[3] “Christus factus est pro nobis obediens usque ad mortem, mortem autem crucis. Propter quod et Deus exaltavit illum: et dedit illi nomen, quod est super omne nomen.” “De Missa Solemni Vespertina in Cena Domini: Graduale,” Missale Romanum ex Decreto Sacrosancti Concilii Tridentini restitutum Summorum Pontificum cura recognitum, Editio iuxta typicam. [Missale Romanum]. English translation: “The Mass of the Last Supper: Gradual,” The Daily Missal and Liturgical Manual with Vespers for Sundays and Feasts, Summorum Pontificum edition (London: Baronius Press, 2012), p. 550. [The Daily Missal]. Cf. Phil 2, 8-9.

[4] “De Missa Solemni Vespertina in Cena Domini: Antiphona ad Introitum.” Missale Romanum.
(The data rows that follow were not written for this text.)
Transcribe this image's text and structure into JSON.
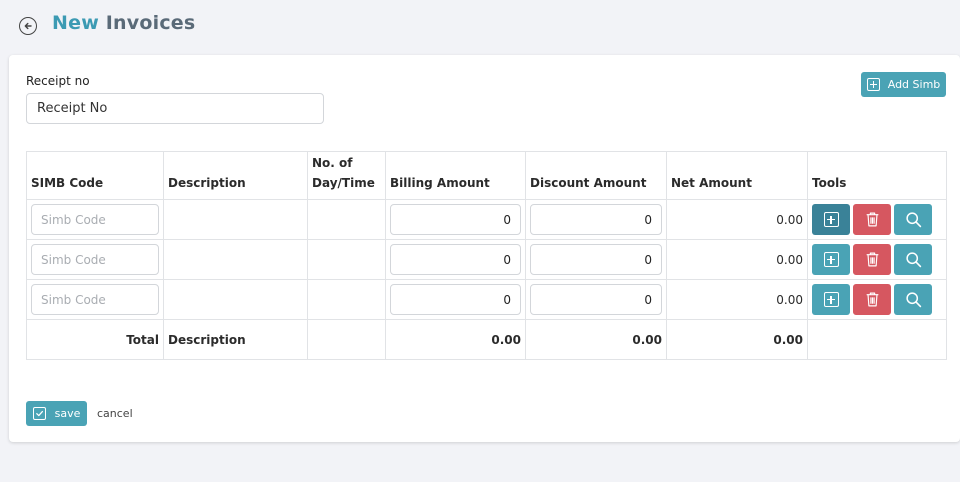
{
  "header": {
    "title_part1": "New",
    "title_part2": "Invoices"
  },
  "form": {
    "receipt_label": "Receipt no",
    "receipt_placeholder": "Receipt No",
    "add_simb_label": "Add Simb"
  },
  "table": {
    "columns": [
      "SIMB Code",
      "Description",
      "No. of Day/Time",
      "Billing Amount",
      "Discount Amount",
      "Net Amount",
      "Tools"
    ],
    "rows": [
      {
        "simb_placeholder": "Simb Code",
        "billing": "0",
        "discount": "0",
        "net": "0.00"
      },
      {
        "simb_placeholder": "Simb Code",
        "billing": "0",
        "discount": "0",
        "net": "0.00"
      },
      {
        "simb_placeholder": "Simb Code",
        "billing": "0",
        "discount": "0",
        "net": "0.00"
      }
    ],
    "total": {
      "label": "Total",
      "description": "Description",
      "billing": "0.00",
      "discount": "0.00",
      "net": "0.00"
    }
  },
  "footer": {
    "save_label": "save",
    "cancel_label": "cancel"
  },
  "colors": {
    "accent": "#4aa3b5",
    "accent_dark": "#3a8298",
    "danger": "#d65760",
    "title_accent": "#3c9ab3",
    "title_muted": "#5a6a78"
  },
  "icons": {
    "back": "back-arrow-circle-icon",
    "add": "plus-square-icon",
    "delete": "trash-icon",
    "search": "search-icon",
    "save": "check-square-icon"
  }
}
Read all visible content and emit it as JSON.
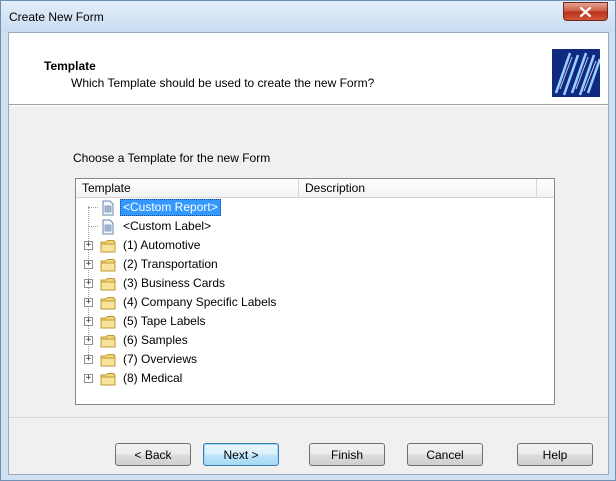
{
  "window": {
    "title": "Create New Form"
  },
  "header": {
    "title": "Template",
    "subtitle": "Which Template should be used to create the new Form?"
  },
  "prompt": "Choose a Template for the new Form",
  "columns": {
    "template": "Template",
    "description": "Description"
  },
  "tree": {
    "items": [
      {
        "label": "<Custom Report>",
        "type": "document",
        "selected": true
      },
      {
        "label": "<Custom Label>",
        "type": "document",
        "selected": false
      },
      {
        "label": "(1) Automotive",
        "type": "folder"
      },
      {
        "label": "(2) Transportation",
        "type": "folder"
      },
      {
        "label": "(3) Business Cards",
        "type": "folder"
      },
      {
        "label": "(4) Company Specific Labels",
        "type": "folder"
      },
      {
        "label": "(5) Tape Labels",
        "type": "folder"
      },
      {
        "label": "(6) Samples",
        "type": "folder"
      },
      {
        "label": "(7) Overviews",
        "type": "folder"
      },
      {
        "label": "(8) Medical",
        "type": "folder"
      }
    ]
  },
  "buttons": {
    "back": "< Back",
    "next": "Next >",
    "finish": "Finish",
    "cancel": "Cancel",
    "help": "Help"
  },
  "colors": {
    "selection": "#3399ff",
    "close": "#c95b43",
    "folder": "#f3d57a"
  }
}
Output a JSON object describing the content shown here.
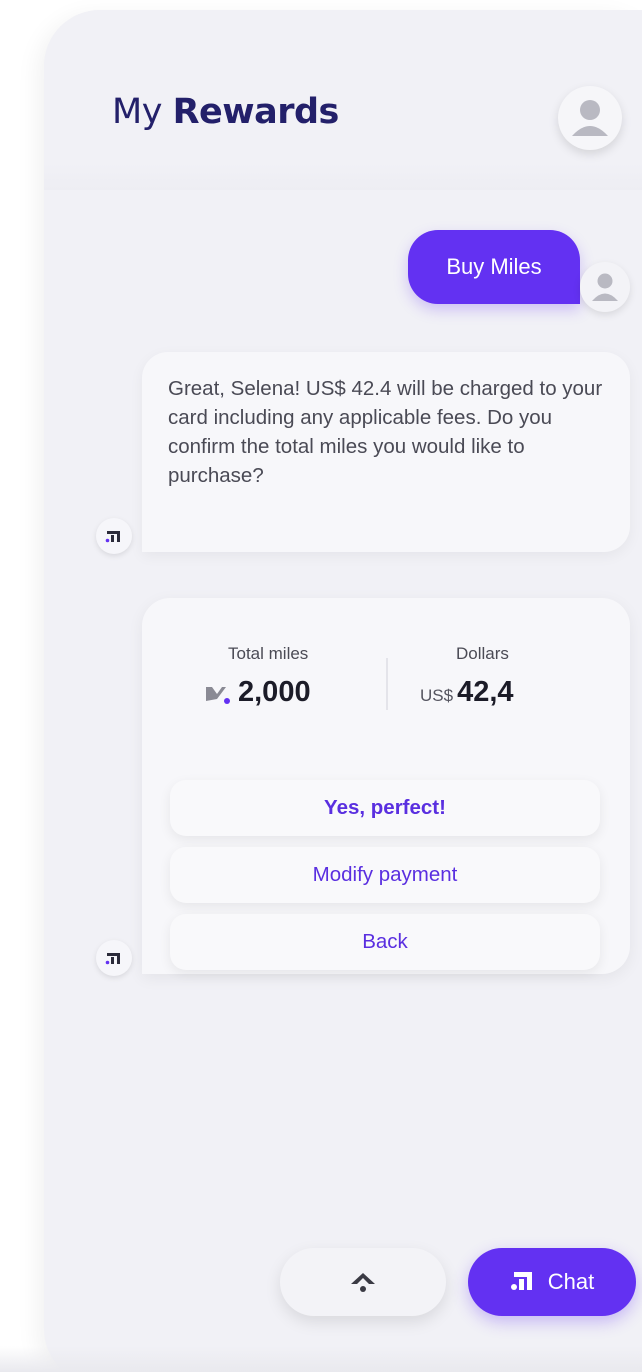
{
  "header": {
    "title_prefix": "My",
    "title_bold": "Rewards",
    "avatar_icon": "user-avatar-icon"
  },
  "conversation": {
    "user_message": "Buy Miles",
    "bot_message": "Great, Selena! US$ 42.4 will be charged to your card including any applicable fees. Do you confirm the total miles you would like to purchase?"
  },
  "summary": {
    "miles_label": "Total miles",
    "miles_value": "2,000",
    "dollars_label": "Dollars",
    "dollars_currency": "US$",
    "dollars_value": "42,4"
  },
  "options": [
    {
      "label": "Yes, perfect!"
    },
    {
      "label": "Modify payment"
    },
    {
      "label": "Back"
    }
  ],
  "bottom_bar": {
    "chat_label": "Chat"
  },
  "colors": {
    "accent": "#6331f2",
    "title": "#23206a",
    "background": "#f1f1f6"
  }
}
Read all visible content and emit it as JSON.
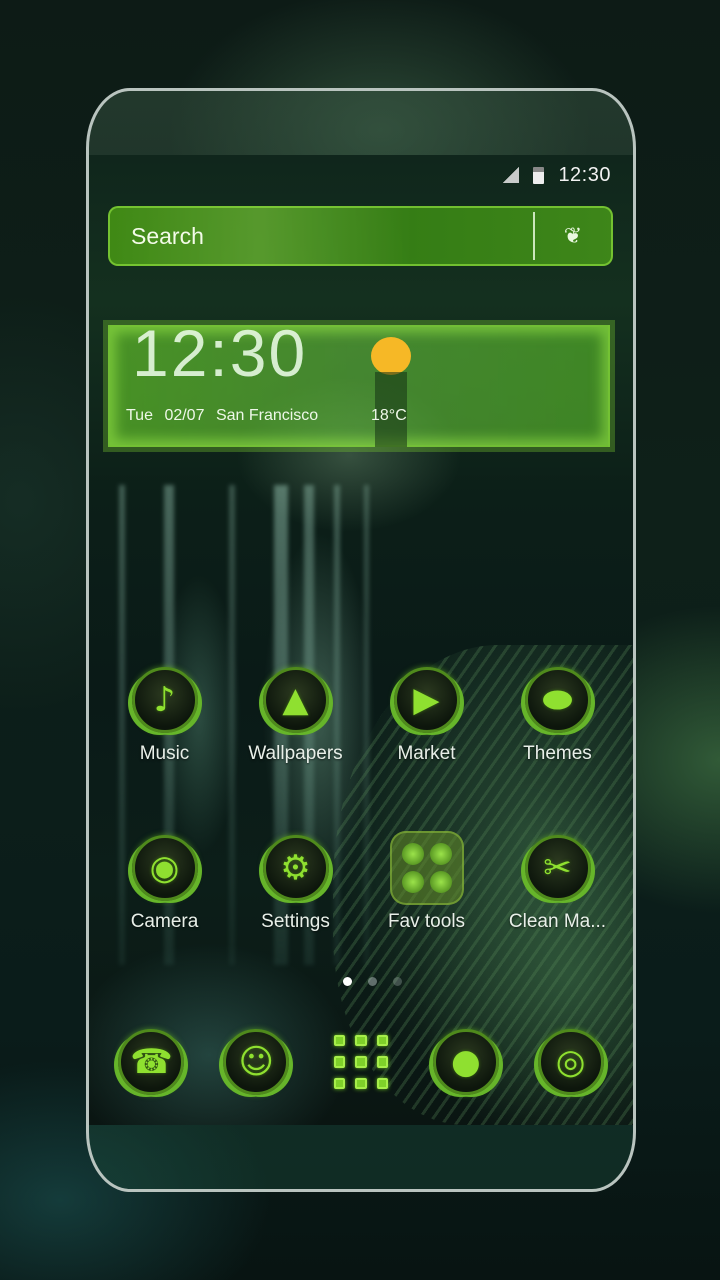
{
  "status_bar": {
    "time": "12:30",
    "icons": [
      "signal-icon",
      "battery-icon"
    ]
  },
  "search": {
    "placeholder": "Search",
    "icon": "maple-leaf-icon",
    "icon_glyph": "❦"
  },
  "clock_widget": {
    "time": "12:30",
    "day": "Tue",
    "date": "02/07",
    "city": "San Francisco",
    "temperature": "18°C",
    "weather_icon": "sun-icon"
  },
  "apps": [
    {
      "label": "Music",
      "icon": "music-note-icon",
      "glyph": "♪"
    },
    {
      "label": "Wallpapers",
      "icon": "mountain-image-icon",
      "glyph": "▲"
    },
    {
      "label": "Market",
      "icon": "shopping-bag-play-icon",
      "glyph": "▶"
    },
    {
      "label": "Themes",
      "icon": "palette-icon",
      "glyph": "⬬"
    },
    {
      "label": "Camera",
      "icon": "camera-icon",
      "glyph": "◉"
    },
    {
      "label": "Settings",
      "icon": "gear-icon",
      "glyph": "⚙"
    },
    {
      "label": "Fav tools",
      "icon": "folder-icon",
      "glyph": ""
    },
    {
      "label": "Clean Ma...",
      "icon": "broom-icon",
      "glyph": "✂"
    }
  ],
  "page_indicator": {
    "pages": 3,
    "active": 1
  },
  "dock": [
    {
      "name": "phone",
      "icon": "phone-icon",
      "glyph": "☎"
    },
    {
      "name": "contacts",
      "icon": "contacts-icon",
      "glyph": "☺"
    },
    {
      "name": "app-drawer",
      "icon": "app-drawer-icon",
      "glyph": ""
    },
    {
      "name": "messages",
      "icon": "chat-bubbles-icon",
      "glyph": "●"
    },
    {
      "name": "browser",
      "icon": "globe-icon",
      "glyph": "◎"
    }
  ],
  "colors": {
    "accent_green": "#7fd12a",
    "sun_yellow": "#f6b826",
    "frame_outline": "#b9c4bf"
  }
}
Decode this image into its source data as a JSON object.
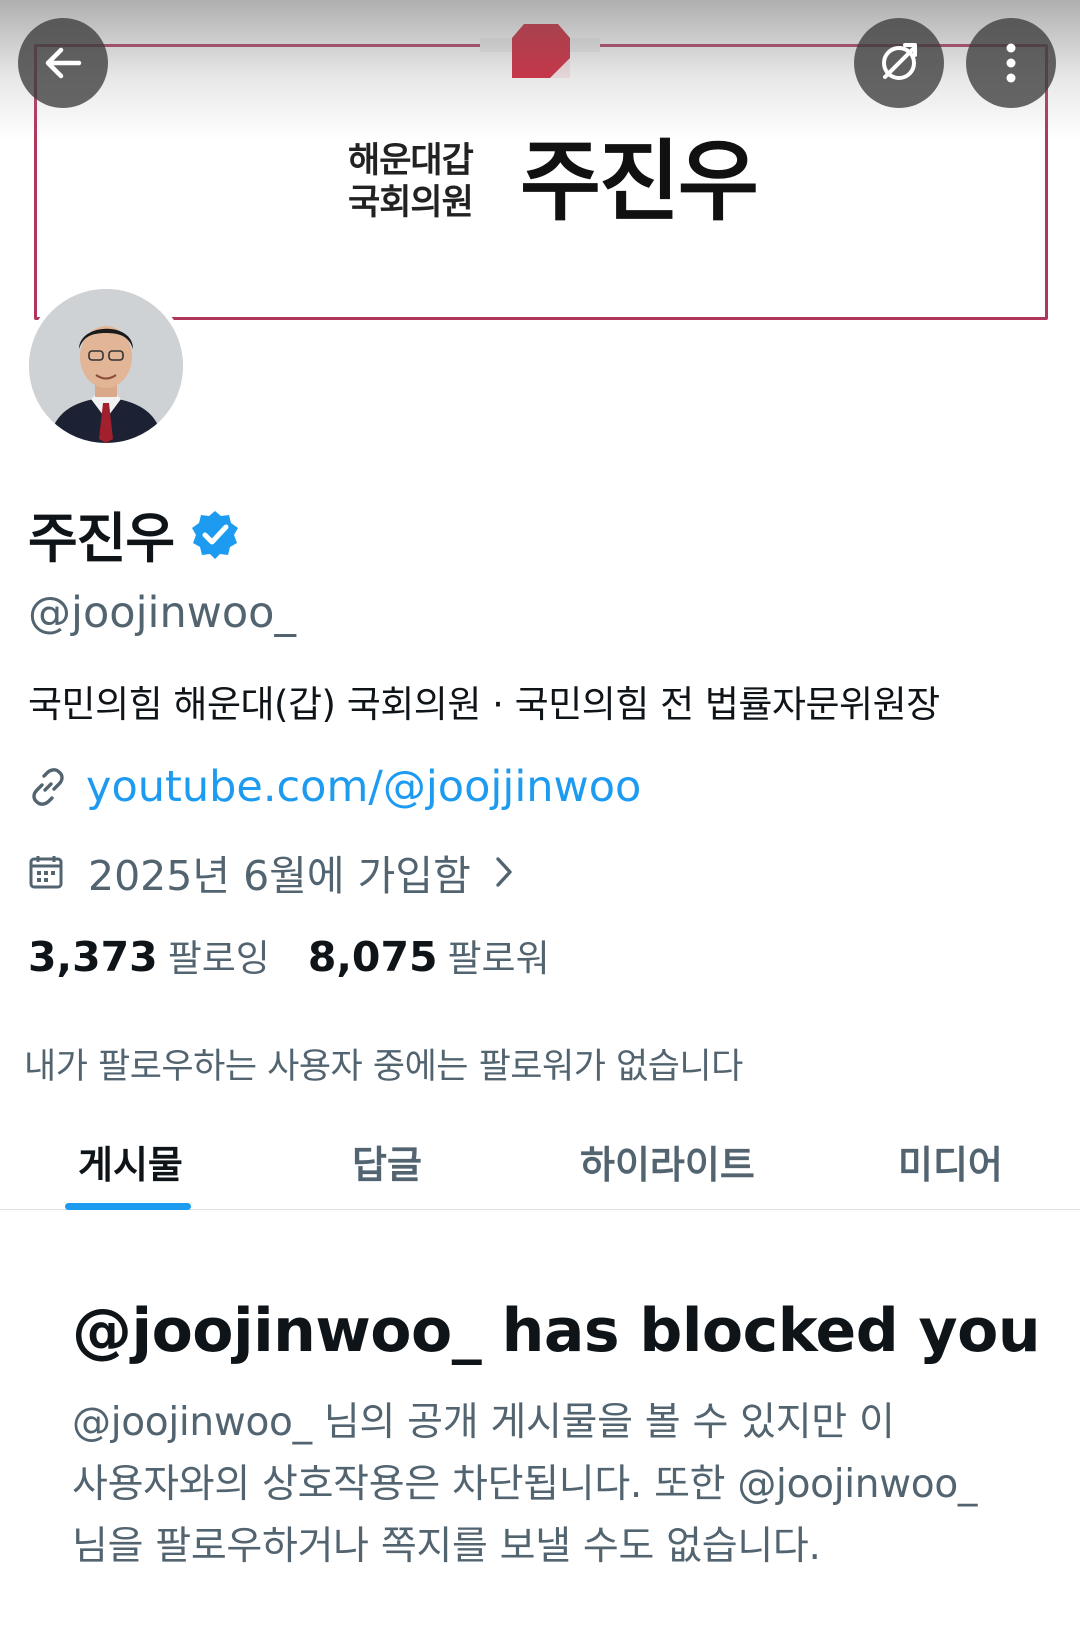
{
  "banner": {
    "subtitle_line1": "해운대갑",
    "subtitle_line2": "국회의원",
    "name": "주진우",
    "frame_color": "#b0355a",
    "logo_color": "#d0152c"
  },
  "toolbar": {
    "back_icon": "arrow-left-icon",
    "translate_icon": "globe-slash-icon",
    "more_icon": "more-vertical-icon"
  },
  "profile": {
    "display_name": "주진우",
    "verified": true,
    "handle": "@joojinwoo_",
    "bio": "국민의힘 해운대(갑) 국회의원 · 국민의힘 전 법률자문위원장",
    "link": "youtube.com/@joojjinwoo",
    "joined": "2025년 6월에 가입함",
    "following_count": "3,373",
    "following_label": "팔로잉",
    "followers_count": "8,075",
    "followers_label": "팔로워",
    "mutual_text": "내가 팔로우하는 사용자 중에는 팔로워가 없습니다"
  },
  "tabs": [
    {
      "label": "게시물",
      "active": true
    },
    {
      "label": "답글",
      "active": false
    },
    {
      "label": "하이라이트",
      "active": false
    },
    {
      "label": "미디어",
      "active": false
    }
  ],
  "blocked": {
    "title": "@joojinwoo_ has blocked you",
    "line1": "@joojinwoo_ 님의 공개 게시물을 볼 수 있지만 이",
    "line2": "사용자와의 상호작용은 차단됩니다. 또한 @joojinwoo_",
    "line3": "님을 팔로우하거나 쪽지를 보낼 수도 없습니다."
  },
  "colors": {
    "accent": "#1d9bf0",
    "text_primary": "#0f1419",
    "text_secondary": "#536471"
  }
}
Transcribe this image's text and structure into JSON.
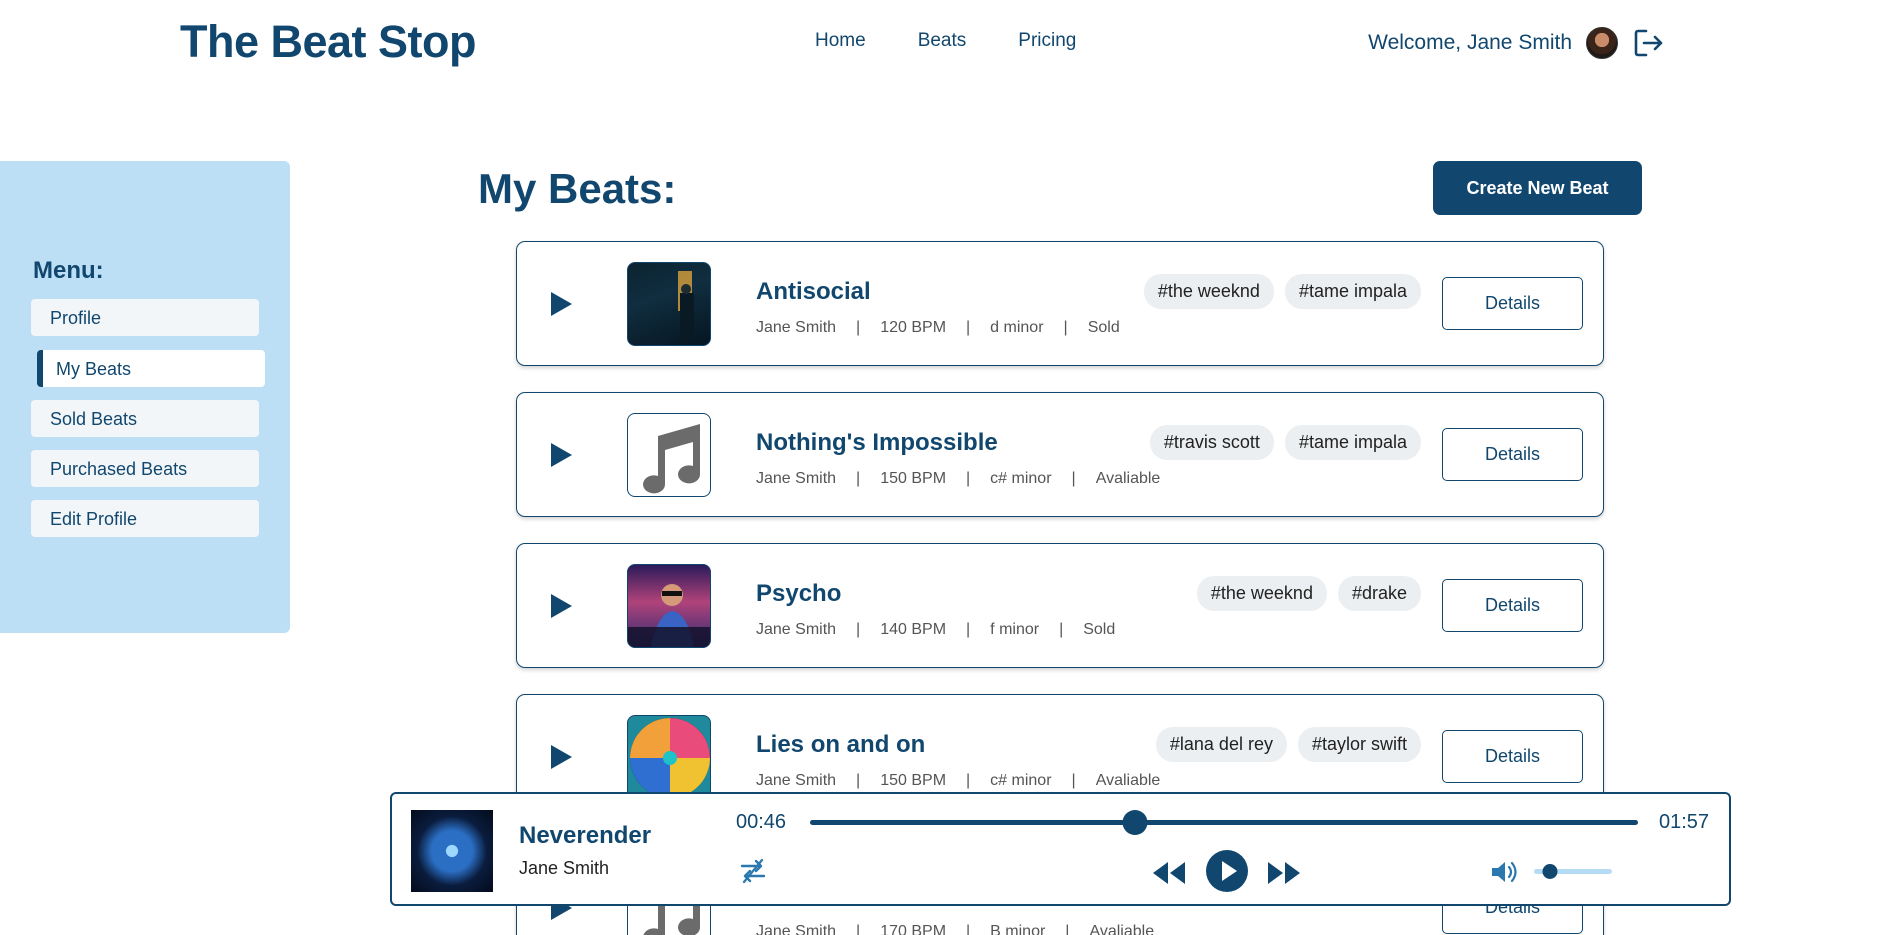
{
  "header": {
    "logo": "The Beat Stop",
    "nav": [
      {
        "label": "Home"
      },
      {
        "label": "Beats"
      },
      {
        "label": "Pricing"
      }
    ],
    "welcome": "Welcome, Jane Smith"
  },
  "sidebar": {
    "title": "Menu:",
    "items": [
      {
        "label": "Profile",
        "active": false
      },
      {
        "label": "My Beats",
        "active": true
      },
      {
        "label": "Sold Beats",
        "active": false
      },
      {
        "label": "Purchased Beats",
        "active": false
      },
      {
        "label": "Edit Profile",
        "active": false
      }
    ]
  },
  "main": {
    "title": "My Beats:",
    "create_button": "Create New Beat",
    "details_label": "Details",
    "beats": [
      {
        "title": "Antisocial",
        "artist": "Jane Smith",
        "bpm": "120 BPM",
        "key": "d minor",
        "status": "Sold",
        "tags": [
          "#the weeknd",
          "#tame impala"
        ]
      },
      {
        "title": "Nothing's Impossible",
        "artist": "Jane Smith",
        "bpm": "150 BPM",
        "key": "c# minor",
        "status": "Avaliable",
        "tags": [
          "#travis scott",
          "#tame impala"
        ]
      },
      {
        "title": "Psycho",
        "artist": "Jane Smith",
        "bpm": "140 BPM",
        "key": "f minor",
        "status": "Sold",
        "tags": [
          "#the weeknd",
          "#drake"
        ]
      },
      {
        "title": "Lies on and on",
        "artist": "Jane Smith",
        "bpm": "150 BPM",
        "key": "c# minor",
        "status": "Avaliable",
        "tags": [
          "#lana del rey",
          "#taylor swift"
        ]
      },
      {
        "title": "",
        "artist": "Jane Smith",
        "bpm": "170 BPM",
        "key": "B minor",
        "status": "Avaliable",
        "tags": []
      }
    ]
  },
  "player": {
    "title": "Neverender",
    "artist": "Jane Smith",
    "current_time": "00:46",
    "total_time": "01:57",
    "progress": 0.393,
    "volume": 0.2
  }
}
English translation: The Daily Missal, p. 548. Cf. Gal 6, 14.

[5] “Hic est enim Calix Sanguinis mei, novi et aeterni Testamenti : Mysterium fidei : qui pro vobis et pro multis effundetur in remissionem peccatorum.” “Canon Missae,” Missale Romanum. English translation: “The Canon of the Mass,” The Daily Missal, p. 945.

[6] Mt 28, 20.

[7] 3 Jn 8.

[8] Heb 12, 1-2.

[9] “Cette journée est assez remplie des bienfaits de notre Sauveur : il est nous a donné sa chair pour nourriture ; il a institué le sacerdoce nouveau ; son cœur s’est ouvert pour nous dans les plus tendres épanchements. Nous l’avons vu aux prises avec la faiblesse humaine, en face du calice de sa Passion, triompher de lui-même pour nous sauver. Maintenant le voilà trahi, enchaîné, conduit captif dans la ville sainte, pour y consommer son sacrifice. Adorons et aimons ce Fils de Dieu, qui pouvait, par la moindre de ces humiliations, nous sauver tous, et qui n’est encore qu’au début du grand acte de dévouement que son amour pour nous lui a fait accepter.” Guéranger, p. 454. English translation: GuérangerEng, p. 410.

[10] “De Missa Solemni Vespertina in Cena Domini: Antiphona ad Introitum.” Missale Romanum. English translation: The Daily Missal, p. 548. Cf. Gal 6, 14.